● About this exercise:
Lines in the following data that contain the string "call" are to be counted. Report only their number.

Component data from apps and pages
= = =

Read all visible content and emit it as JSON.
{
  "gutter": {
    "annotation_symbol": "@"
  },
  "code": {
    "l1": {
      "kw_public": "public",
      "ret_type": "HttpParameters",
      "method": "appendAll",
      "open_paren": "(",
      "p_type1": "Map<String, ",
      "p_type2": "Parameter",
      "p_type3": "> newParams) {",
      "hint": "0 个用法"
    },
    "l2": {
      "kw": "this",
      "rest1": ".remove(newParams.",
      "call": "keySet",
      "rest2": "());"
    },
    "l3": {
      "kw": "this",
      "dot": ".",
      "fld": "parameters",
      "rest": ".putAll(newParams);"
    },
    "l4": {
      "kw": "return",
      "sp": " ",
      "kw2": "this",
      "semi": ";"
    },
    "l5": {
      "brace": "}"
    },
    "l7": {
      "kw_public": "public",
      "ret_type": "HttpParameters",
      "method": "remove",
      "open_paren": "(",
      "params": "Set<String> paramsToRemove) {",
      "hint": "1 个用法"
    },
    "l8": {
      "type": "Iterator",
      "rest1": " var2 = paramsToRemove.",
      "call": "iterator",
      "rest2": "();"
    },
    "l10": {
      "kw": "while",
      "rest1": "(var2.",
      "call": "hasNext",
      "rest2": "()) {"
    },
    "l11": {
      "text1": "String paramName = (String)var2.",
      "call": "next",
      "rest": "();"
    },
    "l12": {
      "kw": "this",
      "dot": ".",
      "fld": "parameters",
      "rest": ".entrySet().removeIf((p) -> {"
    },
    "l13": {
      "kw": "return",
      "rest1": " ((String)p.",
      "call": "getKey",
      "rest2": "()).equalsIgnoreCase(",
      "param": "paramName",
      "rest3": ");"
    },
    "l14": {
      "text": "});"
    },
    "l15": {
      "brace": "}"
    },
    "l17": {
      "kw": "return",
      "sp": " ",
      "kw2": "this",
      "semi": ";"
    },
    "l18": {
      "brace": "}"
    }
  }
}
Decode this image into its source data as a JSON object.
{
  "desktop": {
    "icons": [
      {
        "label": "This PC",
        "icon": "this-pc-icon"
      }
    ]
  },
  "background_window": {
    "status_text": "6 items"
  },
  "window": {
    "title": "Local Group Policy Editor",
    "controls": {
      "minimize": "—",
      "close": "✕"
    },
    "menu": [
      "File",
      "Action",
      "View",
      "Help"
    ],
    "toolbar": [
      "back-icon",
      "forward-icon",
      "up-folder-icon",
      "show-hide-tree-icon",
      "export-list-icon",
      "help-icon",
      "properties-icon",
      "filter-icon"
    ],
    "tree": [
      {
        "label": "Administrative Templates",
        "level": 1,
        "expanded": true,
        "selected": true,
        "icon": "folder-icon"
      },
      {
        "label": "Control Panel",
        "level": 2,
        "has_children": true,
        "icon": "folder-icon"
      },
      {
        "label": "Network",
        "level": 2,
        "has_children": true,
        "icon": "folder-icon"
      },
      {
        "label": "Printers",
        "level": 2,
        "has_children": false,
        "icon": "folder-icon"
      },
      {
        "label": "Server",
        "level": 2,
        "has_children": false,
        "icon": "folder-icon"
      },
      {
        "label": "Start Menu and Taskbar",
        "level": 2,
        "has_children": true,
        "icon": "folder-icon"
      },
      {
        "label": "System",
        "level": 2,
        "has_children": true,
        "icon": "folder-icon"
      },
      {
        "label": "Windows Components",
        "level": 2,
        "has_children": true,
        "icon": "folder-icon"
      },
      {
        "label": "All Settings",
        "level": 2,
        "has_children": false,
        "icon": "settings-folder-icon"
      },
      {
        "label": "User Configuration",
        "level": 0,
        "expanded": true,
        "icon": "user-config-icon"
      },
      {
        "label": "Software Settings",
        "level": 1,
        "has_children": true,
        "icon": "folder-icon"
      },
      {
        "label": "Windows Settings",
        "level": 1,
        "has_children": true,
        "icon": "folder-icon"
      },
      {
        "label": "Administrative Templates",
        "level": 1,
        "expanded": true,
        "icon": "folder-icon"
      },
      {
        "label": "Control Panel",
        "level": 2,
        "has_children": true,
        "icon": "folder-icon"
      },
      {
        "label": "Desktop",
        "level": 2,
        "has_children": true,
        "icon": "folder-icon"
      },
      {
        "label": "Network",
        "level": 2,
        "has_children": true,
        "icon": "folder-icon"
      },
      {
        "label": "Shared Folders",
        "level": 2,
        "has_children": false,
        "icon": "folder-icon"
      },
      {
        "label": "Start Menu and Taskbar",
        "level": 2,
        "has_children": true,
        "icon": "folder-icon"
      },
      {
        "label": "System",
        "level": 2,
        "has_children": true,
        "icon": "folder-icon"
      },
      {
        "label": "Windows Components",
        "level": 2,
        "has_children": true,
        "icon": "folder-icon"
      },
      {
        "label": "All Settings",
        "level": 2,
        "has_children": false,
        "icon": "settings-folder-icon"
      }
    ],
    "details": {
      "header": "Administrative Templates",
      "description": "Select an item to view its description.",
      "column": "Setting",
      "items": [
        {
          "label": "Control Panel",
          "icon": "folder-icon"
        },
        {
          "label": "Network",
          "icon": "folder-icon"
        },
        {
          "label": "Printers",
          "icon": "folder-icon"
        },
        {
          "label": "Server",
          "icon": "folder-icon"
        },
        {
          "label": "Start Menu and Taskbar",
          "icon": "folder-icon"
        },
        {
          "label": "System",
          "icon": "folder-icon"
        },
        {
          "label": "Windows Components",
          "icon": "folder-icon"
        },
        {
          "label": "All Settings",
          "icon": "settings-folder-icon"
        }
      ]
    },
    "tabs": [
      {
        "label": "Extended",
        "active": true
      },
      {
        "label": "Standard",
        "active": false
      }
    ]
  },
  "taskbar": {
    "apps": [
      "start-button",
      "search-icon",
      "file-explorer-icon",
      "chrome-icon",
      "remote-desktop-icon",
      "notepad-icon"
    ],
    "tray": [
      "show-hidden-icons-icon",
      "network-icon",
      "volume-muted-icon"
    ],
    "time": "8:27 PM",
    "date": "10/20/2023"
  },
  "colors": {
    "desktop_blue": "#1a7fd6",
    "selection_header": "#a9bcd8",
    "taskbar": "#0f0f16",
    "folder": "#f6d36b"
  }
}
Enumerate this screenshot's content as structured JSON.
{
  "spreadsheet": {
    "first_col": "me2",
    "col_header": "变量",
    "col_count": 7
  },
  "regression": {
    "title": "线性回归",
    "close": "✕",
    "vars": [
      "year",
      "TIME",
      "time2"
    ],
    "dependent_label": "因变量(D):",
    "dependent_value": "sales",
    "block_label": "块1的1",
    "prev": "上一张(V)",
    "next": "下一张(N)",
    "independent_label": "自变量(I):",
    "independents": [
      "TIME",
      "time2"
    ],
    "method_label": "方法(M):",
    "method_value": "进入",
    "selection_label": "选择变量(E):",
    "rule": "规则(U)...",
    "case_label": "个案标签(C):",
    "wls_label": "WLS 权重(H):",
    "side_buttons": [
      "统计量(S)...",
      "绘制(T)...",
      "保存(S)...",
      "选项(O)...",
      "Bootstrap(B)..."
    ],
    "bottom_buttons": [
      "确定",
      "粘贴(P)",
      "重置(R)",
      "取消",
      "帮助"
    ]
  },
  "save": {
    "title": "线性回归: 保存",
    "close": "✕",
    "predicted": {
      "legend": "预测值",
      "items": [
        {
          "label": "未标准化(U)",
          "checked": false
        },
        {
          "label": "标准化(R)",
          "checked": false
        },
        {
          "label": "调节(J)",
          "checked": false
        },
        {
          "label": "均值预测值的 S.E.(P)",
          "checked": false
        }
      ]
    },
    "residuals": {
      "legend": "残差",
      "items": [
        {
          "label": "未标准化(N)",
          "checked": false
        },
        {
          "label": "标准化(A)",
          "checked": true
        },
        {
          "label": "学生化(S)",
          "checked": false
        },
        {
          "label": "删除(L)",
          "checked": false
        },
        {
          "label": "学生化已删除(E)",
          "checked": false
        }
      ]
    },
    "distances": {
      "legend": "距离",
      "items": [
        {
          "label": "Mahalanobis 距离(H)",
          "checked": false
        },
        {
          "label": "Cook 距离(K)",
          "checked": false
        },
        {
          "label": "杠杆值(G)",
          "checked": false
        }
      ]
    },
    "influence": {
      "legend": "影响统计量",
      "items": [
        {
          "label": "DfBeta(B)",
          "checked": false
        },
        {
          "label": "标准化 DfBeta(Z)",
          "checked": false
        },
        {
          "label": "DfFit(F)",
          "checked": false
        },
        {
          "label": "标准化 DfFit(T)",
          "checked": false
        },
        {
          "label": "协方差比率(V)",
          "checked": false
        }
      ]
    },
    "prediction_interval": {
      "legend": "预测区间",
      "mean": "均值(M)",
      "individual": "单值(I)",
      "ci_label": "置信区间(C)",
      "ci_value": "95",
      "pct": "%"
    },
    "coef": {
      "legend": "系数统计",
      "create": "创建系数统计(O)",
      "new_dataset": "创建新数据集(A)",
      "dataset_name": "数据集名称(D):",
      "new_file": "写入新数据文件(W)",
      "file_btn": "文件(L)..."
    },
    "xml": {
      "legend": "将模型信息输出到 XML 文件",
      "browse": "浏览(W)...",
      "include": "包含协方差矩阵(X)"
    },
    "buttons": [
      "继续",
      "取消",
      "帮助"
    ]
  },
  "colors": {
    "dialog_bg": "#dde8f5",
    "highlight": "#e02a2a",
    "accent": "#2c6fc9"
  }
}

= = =

● Completed task:
5